How is the trans-brake and the rear suspension related? Keep in mind that for every force in one direction, there is an equal and opposite force in another. The force that is opposite to the raising of the rear will appear as high instant tire loading during initial acceleration. Its instantaneous because this force only occurs at a moment during the initial launch. This at the time between when the car is at rest and when full power is being transferred to the rear suspension.

Since the traction forces of the rear tires usually increase relative to their contact patch force, a car having more anti-squat will always have a higher acceleration and therefore will launch much quicker. If the wheel brakes are used for staging, the rear suspension becomes preloaded and all the anti-squat factor is already used up. When a trans-brake is used for staging, the rear suspension remains at rest and is unloaded. At the moment you flick the switch and release the trans-brake, the immediate transfer of engine torque "shocks" or loads the rear suspension, performing as it would with a stick-shift car. The trans-brake also prevents the high-powered/high stall car from overpowering its brakes on the line. By comparison, the trans-brake release action is much faster than lifting your foot off the brake pedal (or even a clutch pedal for that matter).

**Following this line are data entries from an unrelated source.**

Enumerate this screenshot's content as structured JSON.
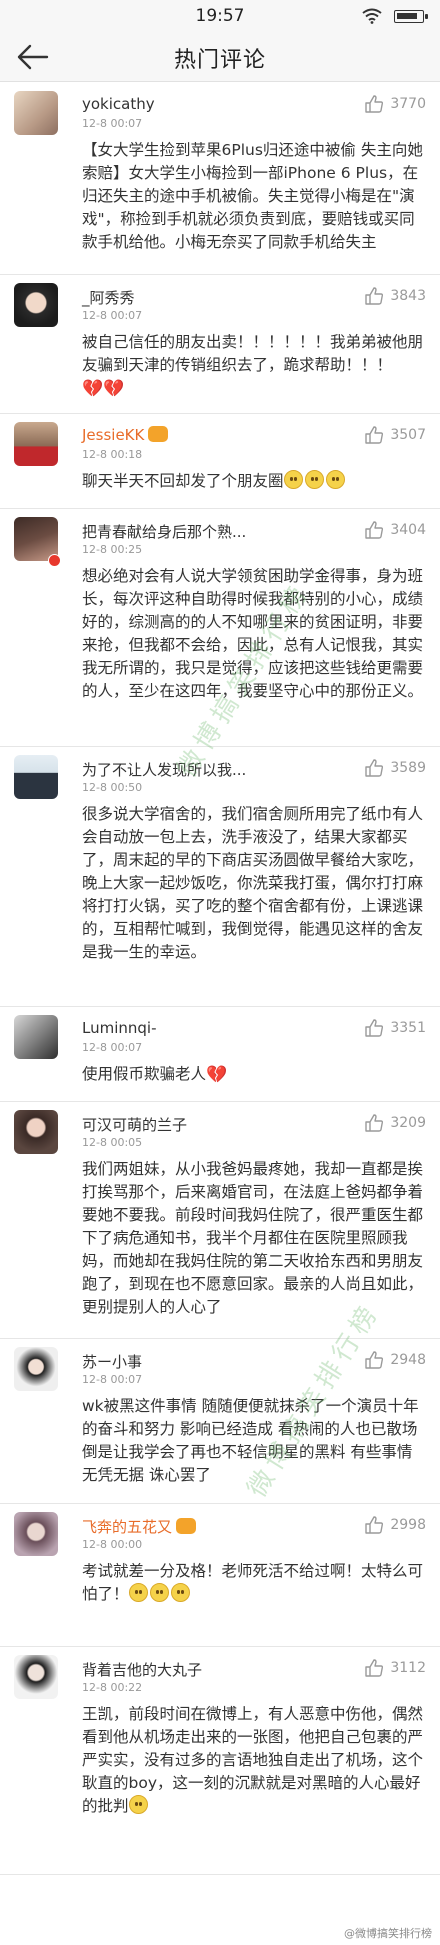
{
  "status": {
    "time": "19:57"
  },
  "nav": {
    "title": "热门评论"
  },
  "comments": [
    {
      "user": "yokicathy",
      "time": "12-8 00:07",
      "likes": "3770",
      "text": "【女大学生捡到苹果6Plus归还途中被偷 失主向她索赔】女大学生小梅捡到一部iPhone 6 Plus，在归还失主的途中手机被偷。失主觉得小梅是在\"演戏\"，称捡到手机就必须负责到底，要赔钱或买同款手机给他。小梅无奈买了同款手机给失主"
    },
    {
      "user": "_阿秀秀",
      "time": "12-8 00:07",
      "likes": "3843",
      "text": "被自己信任的朋友出卖！！！！！！我弟弟被他朋友骗到天津的传销组织去了，跪求帮助！！！"
    },
    {
      "user": "JessieKK",
      "time": "12-8 00:18",
      "likes": "3507",
      "text": "聊天半天不回却发了个朋友圈"
    },
    {
      "user": "把青春献给身后那个熟...",
      "time": "12-8 00:25",
      "likes": "3404",
      "text": "想必绝对会有人说大学领贫困助学金得事，身为班长，每次评这种自助得时候我都特别的小心，成绩好的，综测高的的人不知哪里来的贫困证明，非要来抢，但我都不会给，因此，总有人记恨我，其实我无所谓的，我只是觉得，应该把这些钱给更需要的人，至少在这四年，我要坚守心中的那份正义。"
    },
    {
      "user": "为了不让人发现所以我...",
      "time": "12-8 00:50",
      "likes": "3589",
      "text": "很多说大学宿舍的，我们宿舍厕所用完了纸巾有人会自动放一包上去，洗手液没了，结果大家都买了，周末起的早的下商店买汤圆做早餐给大家吃，晚上大家一起炒饭吃，你洗菜我打蛋，偶尔打打麻将打打火锅，买了吃的整个宿舍都有份，上课逃课的，互相帮忙喊到，我倒觉得，能遇见这样的舍友是我一生的幸运。"
    },
    {
      "user": "Luminnqi-",
      "time": "12-8 00:07",
      "likes": "3351",
      "text": "使用假币欺骗老人"
    },
    {
      "user": "可汉可萌的兰子",
      "time": "12-8 00:05",
      "likes": "3209",
      "text": "我们两姐妹，从小我爸妈最疼她，我却一直都是挨打挨骂那个，后来离婚官司，在法庭上爸妈都争着要她不要我。前段时间我妈住院了，很严重医生都下了病危通知书，我半个月都住在医院里照顾我妈，而她却在我妈住院的第二天收拾东西和男朋友跑了，到现在也不愿意回家。最亲的人尚且如此，更别提别人的人心了"
    },
    {
      "user": "苏ー小事",
      "time": "12-8 00:07",
      "likes": "2948",
      "text": "wk被黑这件事情 随随便便就抹杀了一个演员十年的奋斗和努力 影响已经造成 看热闹的人也已散场 倒是让我学会了再也不轻信明星的黑料 有些事情 无凭无据 诛心罢了"
    },
    {
      "user": "飞奔的五花又",
      "time": "12-8 00:00",
      "likes": "2998",
      "text": "考试就差一分及格！老师死活不给过啊！太特么可怕了！"
    },
    {
      "user": "背着吉他的大丸子",
      "time": "12-8 00:22",
      "likes": "3112",
      "text": "王凯，前段时间在微博上，有人恶意中伤他，偶然看到他从机场走出来的一张图，他把自己包裹的严严实实，没有过多的言语地独自走出了机场，这个耿直的boy，这一刻的沉默就是对黑暗的人心最好的批判"
    }
  ],
  "watermark": {
    "text": "微博搞笑排行榜",
    "footer": "@微博搞笑排行榜"
  }
}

The trans-brake is used in conjunction with a specially calibrated full manual valve body. During operation the transmission will function normally, even if you choose not to use the trans-brake. A toggle switch is used to simply turn off its operation. Since the trans-brake is an added feature, the operation of the transmission can not be adversely affected when it is not being used.

The FB trans-brake is available for the following types of high performance transmissions:

GM - TH350 /TH400 / Powerglide

FORD - C-4 / C-6 / 4STB / AO3